Problem details ▸ Repeat each line of the material below exactly as it appears, minus any pictures.
◆ ◆ ◆ ◆
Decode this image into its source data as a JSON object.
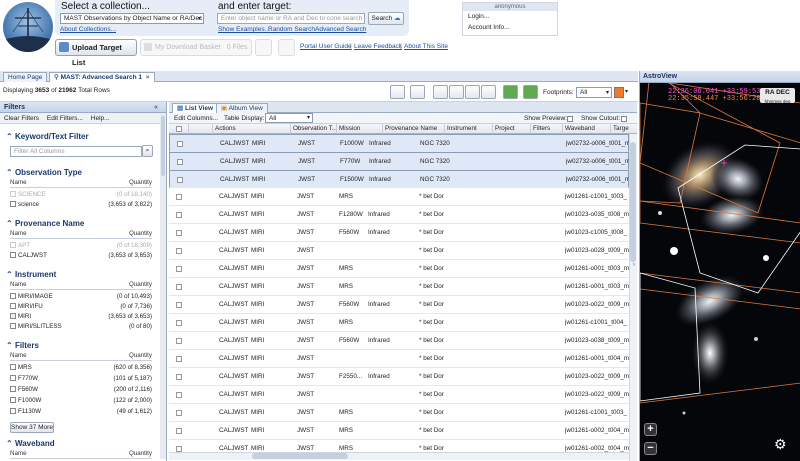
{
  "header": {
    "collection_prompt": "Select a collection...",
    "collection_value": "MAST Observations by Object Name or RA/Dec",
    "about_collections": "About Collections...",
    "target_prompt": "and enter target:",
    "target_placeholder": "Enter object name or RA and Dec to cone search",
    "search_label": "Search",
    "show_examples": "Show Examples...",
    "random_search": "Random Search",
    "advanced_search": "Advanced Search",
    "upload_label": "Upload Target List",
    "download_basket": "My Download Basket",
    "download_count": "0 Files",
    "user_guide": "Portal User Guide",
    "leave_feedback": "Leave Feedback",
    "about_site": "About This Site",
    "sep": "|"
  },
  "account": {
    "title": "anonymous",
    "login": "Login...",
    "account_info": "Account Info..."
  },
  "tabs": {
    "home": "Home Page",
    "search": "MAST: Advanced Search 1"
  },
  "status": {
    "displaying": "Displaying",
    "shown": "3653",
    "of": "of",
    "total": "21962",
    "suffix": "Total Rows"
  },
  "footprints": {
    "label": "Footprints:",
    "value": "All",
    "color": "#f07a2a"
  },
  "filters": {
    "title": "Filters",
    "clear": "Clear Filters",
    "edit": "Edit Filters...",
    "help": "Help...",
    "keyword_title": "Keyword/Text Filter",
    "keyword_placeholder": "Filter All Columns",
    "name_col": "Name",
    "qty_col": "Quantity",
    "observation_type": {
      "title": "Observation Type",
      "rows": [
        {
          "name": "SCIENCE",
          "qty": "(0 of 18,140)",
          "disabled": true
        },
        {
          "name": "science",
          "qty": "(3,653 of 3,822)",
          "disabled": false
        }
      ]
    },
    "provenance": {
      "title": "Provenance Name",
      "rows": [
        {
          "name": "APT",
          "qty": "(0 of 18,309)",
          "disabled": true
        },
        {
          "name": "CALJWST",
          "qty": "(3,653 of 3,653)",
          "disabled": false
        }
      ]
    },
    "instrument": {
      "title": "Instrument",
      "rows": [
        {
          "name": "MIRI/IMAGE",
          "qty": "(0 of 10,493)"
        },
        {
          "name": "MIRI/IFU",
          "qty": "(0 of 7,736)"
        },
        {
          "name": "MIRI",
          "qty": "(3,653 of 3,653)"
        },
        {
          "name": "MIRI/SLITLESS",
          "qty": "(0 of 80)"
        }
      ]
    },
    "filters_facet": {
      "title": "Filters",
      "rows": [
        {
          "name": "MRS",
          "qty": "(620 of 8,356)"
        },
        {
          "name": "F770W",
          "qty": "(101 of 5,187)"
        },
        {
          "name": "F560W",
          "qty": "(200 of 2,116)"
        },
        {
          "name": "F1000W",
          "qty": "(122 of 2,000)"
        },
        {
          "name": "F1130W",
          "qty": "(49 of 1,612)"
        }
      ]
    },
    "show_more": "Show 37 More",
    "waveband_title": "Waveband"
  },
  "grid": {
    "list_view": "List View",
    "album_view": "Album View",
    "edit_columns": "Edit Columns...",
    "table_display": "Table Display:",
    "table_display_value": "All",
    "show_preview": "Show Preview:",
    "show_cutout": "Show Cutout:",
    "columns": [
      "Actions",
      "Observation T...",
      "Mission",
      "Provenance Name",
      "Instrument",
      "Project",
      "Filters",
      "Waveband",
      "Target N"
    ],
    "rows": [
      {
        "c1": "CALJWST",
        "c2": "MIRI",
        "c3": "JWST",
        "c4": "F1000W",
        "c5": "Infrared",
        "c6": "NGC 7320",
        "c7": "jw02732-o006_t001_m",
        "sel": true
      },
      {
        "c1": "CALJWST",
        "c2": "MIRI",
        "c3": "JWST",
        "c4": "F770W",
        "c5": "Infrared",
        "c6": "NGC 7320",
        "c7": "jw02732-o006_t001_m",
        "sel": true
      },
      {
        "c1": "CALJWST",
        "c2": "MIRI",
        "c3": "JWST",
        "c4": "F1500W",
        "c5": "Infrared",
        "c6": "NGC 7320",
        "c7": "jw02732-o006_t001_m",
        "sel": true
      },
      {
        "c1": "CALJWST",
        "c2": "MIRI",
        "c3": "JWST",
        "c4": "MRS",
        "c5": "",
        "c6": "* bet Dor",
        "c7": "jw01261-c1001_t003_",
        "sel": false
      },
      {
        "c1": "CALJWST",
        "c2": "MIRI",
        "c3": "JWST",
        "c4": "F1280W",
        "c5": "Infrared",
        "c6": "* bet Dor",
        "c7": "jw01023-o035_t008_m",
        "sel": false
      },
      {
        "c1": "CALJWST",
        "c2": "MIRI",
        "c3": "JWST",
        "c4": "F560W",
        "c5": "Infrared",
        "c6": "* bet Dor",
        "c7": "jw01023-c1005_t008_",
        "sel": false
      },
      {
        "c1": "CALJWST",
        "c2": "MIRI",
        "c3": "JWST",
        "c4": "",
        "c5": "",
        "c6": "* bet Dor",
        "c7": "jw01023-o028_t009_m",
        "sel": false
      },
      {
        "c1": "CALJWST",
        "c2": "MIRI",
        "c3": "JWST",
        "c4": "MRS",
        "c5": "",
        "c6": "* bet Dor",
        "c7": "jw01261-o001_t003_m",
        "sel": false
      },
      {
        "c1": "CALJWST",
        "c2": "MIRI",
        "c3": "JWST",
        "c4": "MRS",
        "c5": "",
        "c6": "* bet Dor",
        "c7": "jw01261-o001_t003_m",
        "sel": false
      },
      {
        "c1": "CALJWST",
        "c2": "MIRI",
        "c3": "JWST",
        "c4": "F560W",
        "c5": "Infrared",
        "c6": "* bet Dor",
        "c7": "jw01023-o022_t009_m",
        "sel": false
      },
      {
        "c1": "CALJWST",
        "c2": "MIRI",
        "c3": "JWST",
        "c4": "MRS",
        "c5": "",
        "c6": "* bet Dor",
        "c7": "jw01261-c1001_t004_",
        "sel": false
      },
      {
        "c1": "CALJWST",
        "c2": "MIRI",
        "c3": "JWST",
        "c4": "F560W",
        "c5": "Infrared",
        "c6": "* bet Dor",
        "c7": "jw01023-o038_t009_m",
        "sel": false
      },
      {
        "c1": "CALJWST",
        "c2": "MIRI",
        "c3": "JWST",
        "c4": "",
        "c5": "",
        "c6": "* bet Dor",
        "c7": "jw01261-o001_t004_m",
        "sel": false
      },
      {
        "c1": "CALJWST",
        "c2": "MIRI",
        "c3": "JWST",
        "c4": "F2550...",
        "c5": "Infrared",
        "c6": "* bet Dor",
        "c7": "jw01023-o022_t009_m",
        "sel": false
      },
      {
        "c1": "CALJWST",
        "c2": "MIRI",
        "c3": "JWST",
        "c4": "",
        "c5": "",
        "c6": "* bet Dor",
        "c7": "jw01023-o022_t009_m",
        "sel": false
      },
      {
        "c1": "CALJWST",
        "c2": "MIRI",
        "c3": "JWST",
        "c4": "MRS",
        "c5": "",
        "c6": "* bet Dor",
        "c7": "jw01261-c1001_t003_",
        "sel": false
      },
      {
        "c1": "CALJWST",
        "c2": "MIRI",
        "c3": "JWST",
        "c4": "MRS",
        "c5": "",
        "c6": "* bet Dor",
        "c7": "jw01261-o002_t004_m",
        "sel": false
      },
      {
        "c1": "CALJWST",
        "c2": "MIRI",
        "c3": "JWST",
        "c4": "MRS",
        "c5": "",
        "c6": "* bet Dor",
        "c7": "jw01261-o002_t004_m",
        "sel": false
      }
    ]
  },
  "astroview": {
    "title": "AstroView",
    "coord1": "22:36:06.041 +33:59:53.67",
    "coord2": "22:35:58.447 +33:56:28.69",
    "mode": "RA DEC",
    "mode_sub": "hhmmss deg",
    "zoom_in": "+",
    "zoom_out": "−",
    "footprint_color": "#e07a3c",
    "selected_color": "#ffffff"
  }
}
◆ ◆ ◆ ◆
Output for this exercise ▸
Decode this image into its source data as a JSON object.
{
  "header": {
    "collection_prompt": "Select a collection...",
    "collection_value": "MAST Observations by Object Name or RA/Dec",
    "about_collections": "About Collections...",
    "target_prompt": "and enter target:",
    "target_placeholder": "Enter object name or RA and Dec to cone search",
    "search_label": "Search",
    "show_examples": "Show Examples...",
    "random_search": "Random Search",
    "advanced_search": "Advanced Search",
    "upload_label": "Upload Target List",
    "download_basket": "My Download Basket",
    "download_count": "0 Files",
    "user_guide": "Portal User Guide",
    "leave_feedback": "Leave Feedback",
    "about_site": "About This Site",
    "sep": "|"
  },
  "account": {
    "title": "anonymous",
    "login": "Login...",
    "account_info": "Account Info..."
  },
  "tabs": {
    "home": "Home Page",
    "search": "MAST: Advanced Search 1"
  },
  "status": {
    "displaying": "Displaying",
    "shown": "3653",
    "of": "of",
    "total": "21962",
    "suffix": "Total Rows"
  },
  "footprints": {
    "label": "Footprints:",
    "value": "All",
    "color": "#f07a2a"
  },
  "filters": {
    "title": "Filters",
    "clear": "Clear Filters",
    "edit": "Edit Filters...",
    "help": "Help...",
    "keyword_title": "Keyword/Text Filter",
    "keyword_placeholder": "Filter All Columns",
    "name_col": "Name",
    "qty_col": "Quantity",
    "observation_type": {
      "title": "Observation Type",
      "rows": [
        {
          "name": "SCIENCE",
          "qty": "(0 of 18,140)",
          "disabled": true
        },
        {
          "name": "science",
          "qty": "(3,653 of 3,822)",
          "disabled": false
        }
      ]
    },
    "provenance": {
      "title": "Provenance Name",
      "rows": [
        {
          "name": "APT",
          "qty": "(0 of 18,309)",
          "disabled": true
        },
        {
          "name": "CALJWST",
          "qty": "(3,653 of 3,653)",
          "disabled": false
        }
      ]
    },
    "instrument": {
      "title": "Instrument",
      "rows": [
        {
          "name": "MIRI/IMAGE",
          "qty": "(0 of 10,493)"
        },
        {
          "name": "MIRI/IFU",
          "qty": "(0 of 7,736)"
        },
        {
          "name": "MIRI",
          "qty": "(3,653 of 3,653)"
        },
        {
          "name": "MIRI/SLITLESS",
          "qty": "(0 of 80)"
        }
      ]
    },
    "filters_facet": {
      "title": "Filters",
      "rows": [
        {
          "name": "MRS",
          "qty": "(620 of 8,356)"
        },
        {
          "name": "F770W",
          "qty": "(101 of 5,187)"
        },
        {
          "name": "F560W",
          "qty": "(200 of 2,116)"
        },
        {
          "name": "F1000W",
          "qty": "(122 of 2,000)"
        },
        {
          "name": "F1130W",
          "qty": "(49 of 1,612)"
        }
      ]
    },
    "show_more": "Show 37 More",
    "waveband_title": "Waveband"
  },
  "grid": {
    "list_view": "List View",
    "album_view": "Album View",
    "edit_columns": "Edit Columns...",
    "table_display": "Table Display:",
    "table_display_value": "All",
    "show_preview": "Show Preview:",
    "show_cutout": "Show Cutout:",
    "columns": [
      "Actions",
      "Observation T...",
      "Mission",
      "Provenance Name",
      "Instrument",
      "Project",
      "Filters",
      "Waveband",
      "Target N"
    ],
    "rows": [
      {
        "c1": "CALJWST",
        "c2": "MIRI",
        "c3": "JWST",
        "c4": "F1000W",
        "c5": "Infrared",
        "c6": "NGC 7320",
        "c7": "jw02732-o006_t001_m",
        "sel": true
      },
      {
        "c1": "CALJWST",
        "c2": "MIRI",
        "c3": "JWST",
        "c4": "F770W",
        "c5": "Infrared",
        "c6": "NGC 7320",
        "c7": "jw02732-o006_t001_m",
        "sel": true
      },
      {
        "c1": "CALJWST",
        "c2": "MIRI",
        "c3": "JWST",
        "c4": "F1500W",
        "c5": "Infrared",
        "c6": "NGC 7320",
        "c7": "jw02732-o006_t001_m",
        "sel": true
      },
      {
        "c1": "CALJWST",
        "c2": "MIRI",
        "c3": "JWST",
        "c4": "MRS",
        "c5": "",
        "c6": "* bet Dor",
        "c7": "jw01261-c1001_t003_",
        "sel": false
      },
      {
        "c1": "CALJWST",
        "c2": "MIRI",
        "c3": "JWST",
        "c4": "F1280W",
        "c5": "Infrared",
        "c6": "* bet Dor",
        "c7": "jw01023-o035_t008_m",
        "sel": false
      },
      {
        "c1": "CALJWST",
        "c2": "MIRI",
        "c3": "JWST",
        "c4": "F560W",
        "c5": "Infrared",
        "c6": "* bet Dor",
        "c7": "jw01023-c1005_t008_",
        "sel": false
      },
      {
        "c1": "CALJWST",
        "c2": "MIRI",
        "c3": "JWST",
        "c4": "",
        "c5": "",
        "c6": "* bet Dor",
        "c7": "jw01023-o028_t009_m",
        "sel": false
      },
      {
        "c1": "CALJWST",
        "c2": "MIRI",
        "c3": "JWST",
        "c4": "MRS",
        "c5": "",
        "c6": "* bet Dor",
        "c7": "jw01261-o001_t003_m",
        "sel": false
      },
      {
        "c1": "CALJWST",
        "c2": "MIRI",
        "c3": "JWST",
        "c4": "MRS",
        "c5": "",
        "c6": "* bet Dor",
        "c7": "jw01261-o001_t003_m",
        "sel": false
      },
      {
        "c1": "CALJWST",
        "c2": "MIRI",
        "c3": "JWST",
        "c4": "F560W",
        "c5": "Infrared",
        "c6": "* bet Dor",
        "c7": "jw01023-o022_t009_m",
        "sel": false
      },
      {
        "c1": "CALJWST",
        "c2": "MIRI",
        "c3": "JWST",
        "c4": "MRS",
        "c5": "",
        "c6": "* bet Dor",
        "c7": "jw01261-c1001_t004_",
        "sel": false
      },
      {
        "c1": "CALJWST",
        "c2": "MIRI",
        "c3": "JWST",
        "c4": "F560W",
        "c5": "Infrared",
        "c6": "* bet Dor",
        "c7": "jw01023-o038_t009_m",
        "sel": false
      },
      {
        "c1": "CALJWST",
        "c2": "MIRI",
        "c3": "JWST",
        "c4": "",
        "c5": "",
        "c6": "* bet Dor",
        "c7": "jw01261-o001_t004_m",
        "sel": false
      },
      {
        "c1": "CALJWST",
        "c2": "MIRI",
        "c3": "JWST",
        "c4": "F2550...",
        "c5": "Infrared",
        "c6": "* bet Dor",
        "c7": "jw01023-o022_t009_m",
        "sel": false
      },
      {
        "c1": "CALJWST",
        "c2": "MIRI",
        "c3": "JWST",
        "c4": "",
        "c5": "",
        "c6": "* bet Dor",
        "c7": "jw01023-o022_t009_m",
        "sel": false
      },
      {
        "c1": "CALJWST",
        "c2": "MIRI",
        "c3": "JWST",
        "c4": "MRS",
        "c5": "",
        "c6": "* bet Dor",
        "c7": "jw01261-c1001_t003_",
        "sel": false
      },
      {
        "c1": "CALJWST",
        "c2": "MIRI",
        "c3": "JWST",
        "c4": "MRS",
        "c5": "",
        "c6": "* bet Dor",
        "c7": "jw01261-o002_t004_m",
        "sel": false
      },
      {
        "c1": "CALJWST",
        "c2": "MIRI",
        "c3": "JWST",
        "c4": "MRS",
        "c5": "",
        "c6": "* bet Dor",
        "c7": "jw01261-o002_t004_m",
        "sel": false
      }
    ]
  },
  "astroview": {
    "title": "AstroView",
    "coord1": "22:36:06.041 +33:59:53.67",
    "coord2": "22:35:58.447 +33:56:28.69",
    "mode": "RA DEC",
    "mode_sub": "hhmmss deg",
    "zoom_in": "+",
    "zoom_out": "−",
    "footprint_color": "#e07a3c",
    "selected_color": "#ffffff"
  }
}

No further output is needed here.